On a recent walk with my camera, the sky was overcast, so I knew I wouldn’t get any dramatic light and shadow photos. I decided to concentrate on shooting unusual angles of the tombstones and plot borders in a cemetery that I walked through.
I’m usually a very casual photographer. I tend to set only the basic camera settings at the beginning of a shoot and focus more on color, texture, composition, etc. while snapping photos. However, sometimes only a change in camera settings will give me the result I want.
I don’t like how the background flowers competed for attention with the main flower in this photo.
So I lowered the aperture setting to f/5.0, blurring the background. The main flower is now the center of attention.
On a recent city walk I focused my attention, and my camera, at windows. I love how you can see both what’s behind the window and what it is reflecting. They sort of look like double exposures. Plus, it’s the closest I’ll ever get to posting a selfie.
On a recent walk around the city, I spent some time looking up with my camera. I loved the unique angles and shapes that this created.
I saw an ornate porch roof.
Here I framed the sky in between the two buildings
I love the contrast between the curved building and the rectangular bricks.
I used a fragment of the arch to frame this photo of different building facades.
Taking photos with the sun behind you can create a well lit subject. But, using backlighting by shooting into the sun can create dramatic and beautiful shots.
Flowers and leaves are translucent and let some light through. This creates a glowing effect.
For this shot I had walked down a slope to get a good angle to shoot these trilliums.
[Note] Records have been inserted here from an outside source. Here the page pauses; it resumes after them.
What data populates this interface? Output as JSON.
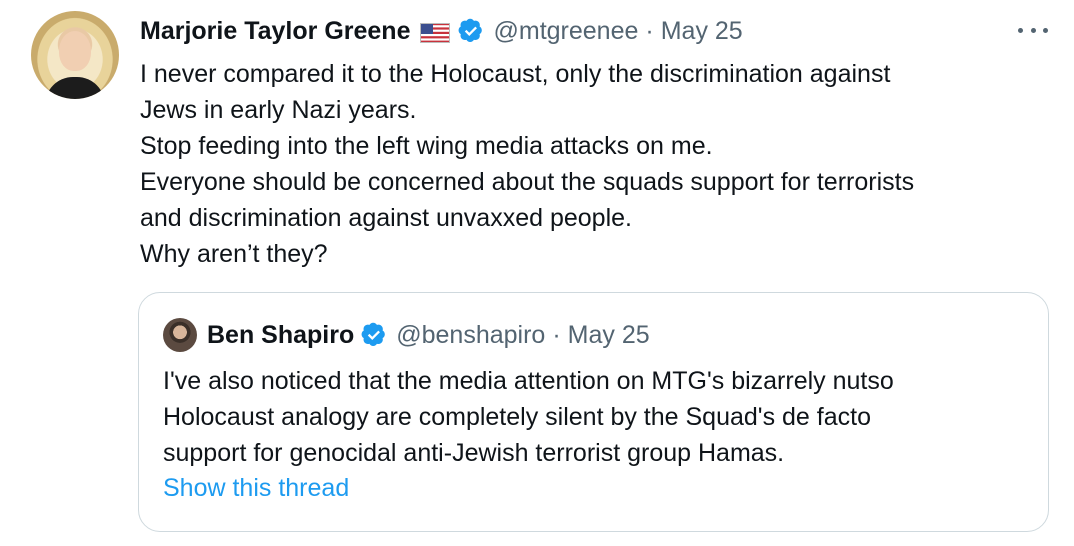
{
  "tweet": {
    "author_name": "Marjorie Taylor Greene",
    "handle": "@mtgreenee",
    "separator": "·",
    "date": "May 25",
    "lines": [
      "I never compared it to the Holocaust, only the discrimination against",
      "Jews in early Nazi years.",
      "Stop feeding into the left wing media attacks on me.",
      "Everyone should be concerned about the squads support for terrorists",
      "and discrimination against unvaxxed people.",
      "Why aren’t they?"
    ]
  },
  "quoted": {
    "author_name": "Ben Shapiro",
    "handle": "@benshapiro",
    "separator": "·",
    "date": "May 25",
    "lines": [
      "I've also noticed that the media attention on MTG's bizarrely nutso",
      "Holocaust analogy are completely silent by the Squad's de facto",
      "support for genocidal anti-Jewish terrorist group Hamas."
    ],
    "show_thread_label": "Show this thread"
  },
  "icons": {
    "flag": "us-flag-icon",
    "verified": "verified-badge-icon",
    "more": "more-options-icon"
  },
  "colors": {
    "text": "#0f1419",
    "muted": "#536471",
    "link": "#1d9bf0",
    "verified": "#1d9bf0",
    "border": "#cfd9de"
  }
}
I was kneeling down to shoot a single flower when I looked up and behind me and saw this scene. I love the glowing trillium flowers against the dark trees in the background.